HARRISBURG – When Pennsylvania Game Commission executive director Carl Roe recently presented the PGC's annual report to the General Assembly and delivered testimony before the House Game and Fisheries Committee, he stated it had been a positive and productive year for the agency and expected more good news would be forthcoming.

That news has come in the form of hunter success for the 2011-12 deer seasons and the 2011 bear season – with hunters taking a record 4,350 bears to surpass the record of 4,164 taken in 2005. In addition, the final estimated total 336,200 deer is an increase of six percent from the previous season's 316,240.

As please as Roe was with the overall hunter success in most seasons, he was just as pleased with the PGC's success with prosecuting offenders who poach and break game laws in taking came. He credited much of that success because of the cooperation from both the hunting and non-hunting public.

"Overall, our wildlife protection efforts were again strong as we focused our efforts on apprehensions for illegal taking of game, hunting over bait and hunting and taking game with a motorized vehicle," Roe said. Overall, we had 19,128 violations detected with 5,795 citations and 13,333 warnings.

"In this past year, we experienced a 62-percent increase in our Turn in a Poacher, or TIP, program from concerned citizens. We attribute this to the fact that people are putting greater value on our wildlife resources as a result of Act 54's increased penalties and our program of focusing our law enforcement efforts on wildlife protection activities.

"This past fall's elk season was one of the best on record, and in addition to a success rate that was very good, one of the largest elk ever taken will be hitting the record books. We are very happy with the mild winter because the combination of a weak mast crop and a hard winter could have had a very detrimental impact on our wildlife resources."

Roe said the PGC received a positive response from hunters for the introduction of open seasons on bobcat and fishers with a permit. This past year, expanded opportunities for bobcat for our hound's men was the result of input from hunters who expressed interest in dividing the season between trapping and hunting.

"Last year's hunting season was pretty good across the board, and this winter we began a study in the special regulations area of the Southeast to look at the effectiveness of deer hunting in developed areas and harvest rates of deer in rifle vs. shotgun areas," Roe said. "Over the past few years we have made a concerted effort to improve communications about our deer program.

"A number of deer-related hunter surveys were completed during the year to assess hunter behavior and attitudes, and we had sent daily hunting diaries to nearly 2,400 hunters in WMUs 2D, 2G, 3C, and 4B prior to the 2010 firearms season to monitor hunter activities, success and satisfaction. In these 4 WMUs, the firearms season was changed from a 12-day antlered and antlerless concurrent season to a 5-day antlered only season followed by a 7-day antlered and antlerless concurrent season beginning in 2008.

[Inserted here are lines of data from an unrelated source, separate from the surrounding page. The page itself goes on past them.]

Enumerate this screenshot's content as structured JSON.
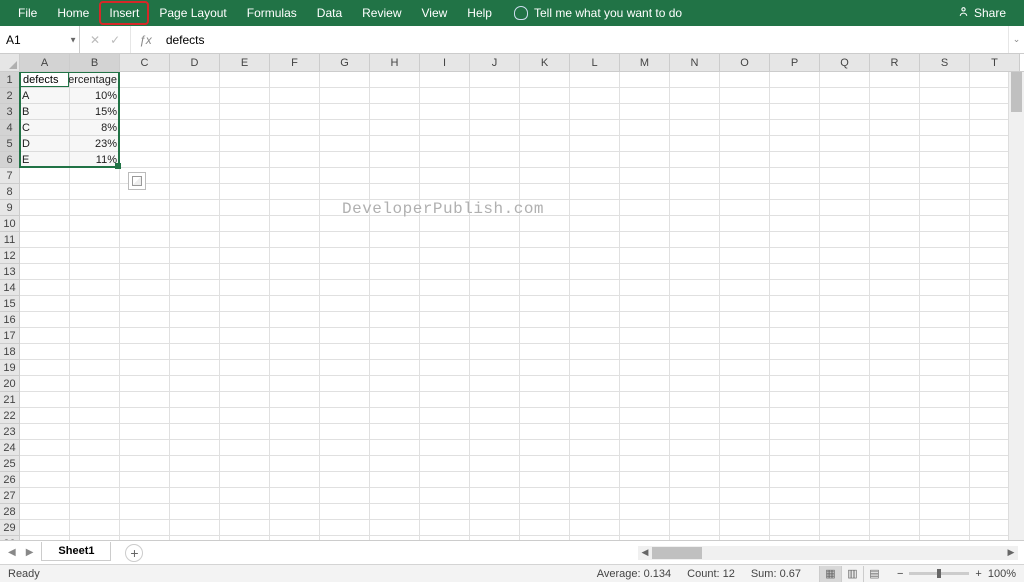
{
  "ribbon": {
    "tabs": [
      "File",
      "Home",
      "Insert",
      "Page Layout",
      "Formulas",
      "Data",
      "Review",
      "View",
      "Help"
    ],
    "highlighted_tab_index": 2,
    "tell_me": "Tell me what you want to do",
    "share": "Share"
  },
  "name_box": "A1",
  "formula_value": "defects",
  "columns": [
    "A",
    "B",
    "C",
    "D",
    "E",
    "F",
    "G",
    "H",
    "I",
    "J",
    "K",
    "L",
    "M",
    "N",
    "O",
    "P",
    "Q",
    "R",
    "S",
    "T"
  ],
  "col_widths": {
    "A": 50,
    "B": 50,
    "default": 50
  },
  "row_count": 30,
  "selected_cols": [
    0,
    1
  ],
  "selected_rows": [
    0,
    1,
    2,
    3,
    4,
    5
  ],
  "cells": {
    "A1": "defects",
    "B1": "percentage",
    "A2": "A",
    "B2": "10%",
    "A3": "B",
    "B3": "15%",
    "A4": "C",
    "B4": "8%",
    "A5": "D",
    "B5": "23%",
    "A6": "E",
    "B6": "11%"
  },
  "right_aligned_cols": [
    "B"
  ],
  "watermark": "DeveloperPublish.com",
  "sheet_tab": "Sheet1",
  "status": {
    "ready": "Ready",
    "average": "Average: 0.134",
    "count": "Count: 12",
    "sum": "Sum: 0.67",
    "zoom": "100%"
  }
}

"We also surveyed to assess hunter behavior and attitudes regarding reporting their deer harvests. Additionally we publish the "Deer Chronicle" twice a year to keep the public updated on our program and last but certainly not least is our "ask the biologist" site where the public can ask our biologists any question they have on their mind. All of our deer information and data is available for the public to read and understand on our website."

Roe said that waterfowl hunters, especially those in the Southeast, are especially receptive to the ongoing Snow Goose Conservation hunt introduced two years ago that is held from the end of February to the end of April. This year, hunting opportunities were expanded in the special season to help control the population with the board of game commissioners approved the use of electronic decoys.

"Our mentored youth program continues to grow and is very successful, and this past year we had 31,827 youth permits and that is up from 28,801 in 2010," Roe said. "We are adding fall turkey to the mentored youth opportunities this year, allowing a mentor to transfer a fall turkey tag to the youth much the same as antlerless tags.

"We believe we have had a very positive year in the Game Commission. There are some elements in our strategic plan that we could not accomplish due to resource constraints, but we did continue to get a lot done and continue to update our species management plans for bald eagles, ruffed grouse, beaver and bobwhite quail.

"We know what we need to do to improve conditions for wildlife and in turn provide great opportunities for our hunters and trappers. We want to do more. This is not a matter of will, but a matter of resources available to get the job done."

To view a copy of the PGC's annual report, access the agency's website at www.pgc.state.pa.us.